"""

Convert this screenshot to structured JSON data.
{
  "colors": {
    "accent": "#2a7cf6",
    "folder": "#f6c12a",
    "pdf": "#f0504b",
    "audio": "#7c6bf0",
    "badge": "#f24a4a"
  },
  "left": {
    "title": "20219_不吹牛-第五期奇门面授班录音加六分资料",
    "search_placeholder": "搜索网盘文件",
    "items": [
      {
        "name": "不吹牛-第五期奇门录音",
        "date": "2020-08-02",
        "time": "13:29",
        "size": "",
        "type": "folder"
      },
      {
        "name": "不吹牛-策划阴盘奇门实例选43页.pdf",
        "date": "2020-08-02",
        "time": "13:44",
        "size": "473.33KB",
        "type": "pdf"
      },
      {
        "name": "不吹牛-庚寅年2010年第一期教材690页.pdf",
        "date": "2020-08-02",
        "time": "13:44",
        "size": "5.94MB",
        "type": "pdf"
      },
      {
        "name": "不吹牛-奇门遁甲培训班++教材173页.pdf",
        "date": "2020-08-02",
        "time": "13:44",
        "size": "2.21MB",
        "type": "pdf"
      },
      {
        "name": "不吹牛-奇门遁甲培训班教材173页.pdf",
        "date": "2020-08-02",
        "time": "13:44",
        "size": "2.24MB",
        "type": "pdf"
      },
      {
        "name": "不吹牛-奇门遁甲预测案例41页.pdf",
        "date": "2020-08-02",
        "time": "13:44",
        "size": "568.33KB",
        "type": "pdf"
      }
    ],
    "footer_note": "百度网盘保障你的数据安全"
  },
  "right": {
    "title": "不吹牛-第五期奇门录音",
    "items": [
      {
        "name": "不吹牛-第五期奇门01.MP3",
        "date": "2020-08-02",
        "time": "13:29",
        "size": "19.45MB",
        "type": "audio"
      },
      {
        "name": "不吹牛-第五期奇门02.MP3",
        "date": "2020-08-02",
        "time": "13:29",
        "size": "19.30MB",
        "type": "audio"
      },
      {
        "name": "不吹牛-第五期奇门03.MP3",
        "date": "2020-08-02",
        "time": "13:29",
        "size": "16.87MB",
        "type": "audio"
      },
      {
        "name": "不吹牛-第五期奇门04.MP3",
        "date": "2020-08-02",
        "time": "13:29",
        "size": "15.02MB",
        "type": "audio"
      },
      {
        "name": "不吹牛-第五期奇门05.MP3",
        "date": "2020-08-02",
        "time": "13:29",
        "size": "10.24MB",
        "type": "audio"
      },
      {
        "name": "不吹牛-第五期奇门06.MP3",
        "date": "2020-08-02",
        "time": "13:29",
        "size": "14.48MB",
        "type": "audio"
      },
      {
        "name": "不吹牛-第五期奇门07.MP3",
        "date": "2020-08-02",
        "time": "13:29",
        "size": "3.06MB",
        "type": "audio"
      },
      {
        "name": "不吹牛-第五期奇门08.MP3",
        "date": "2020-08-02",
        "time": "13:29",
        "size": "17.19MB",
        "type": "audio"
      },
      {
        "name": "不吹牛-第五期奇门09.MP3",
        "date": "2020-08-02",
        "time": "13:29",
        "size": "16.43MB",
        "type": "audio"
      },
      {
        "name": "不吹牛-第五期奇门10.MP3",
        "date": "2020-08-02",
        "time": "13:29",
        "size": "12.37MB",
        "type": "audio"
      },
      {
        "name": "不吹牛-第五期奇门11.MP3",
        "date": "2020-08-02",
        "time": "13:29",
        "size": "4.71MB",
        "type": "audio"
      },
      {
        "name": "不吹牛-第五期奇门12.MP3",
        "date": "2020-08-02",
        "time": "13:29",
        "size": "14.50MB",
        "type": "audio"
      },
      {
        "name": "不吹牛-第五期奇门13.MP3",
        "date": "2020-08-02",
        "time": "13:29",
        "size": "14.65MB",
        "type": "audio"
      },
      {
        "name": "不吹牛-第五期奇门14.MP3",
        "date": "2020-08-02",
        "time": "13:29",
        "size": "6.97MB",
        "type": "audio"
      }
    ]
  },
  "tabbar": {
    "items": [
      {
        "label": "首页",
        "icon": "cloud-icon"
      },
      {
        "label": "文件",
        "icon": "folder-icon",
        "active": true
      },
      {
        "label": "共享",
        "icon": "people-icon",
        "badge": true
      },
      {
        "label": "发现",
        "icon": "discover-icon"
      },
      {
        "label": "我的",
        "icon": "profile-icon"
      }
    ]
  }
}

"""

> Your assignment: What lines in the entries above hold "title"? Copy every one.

> Your response:
    "title": "20219_不吹牛-第五期奇门面授班录音加六分资料",
    "title": "不吹牛-第五期奇门录音",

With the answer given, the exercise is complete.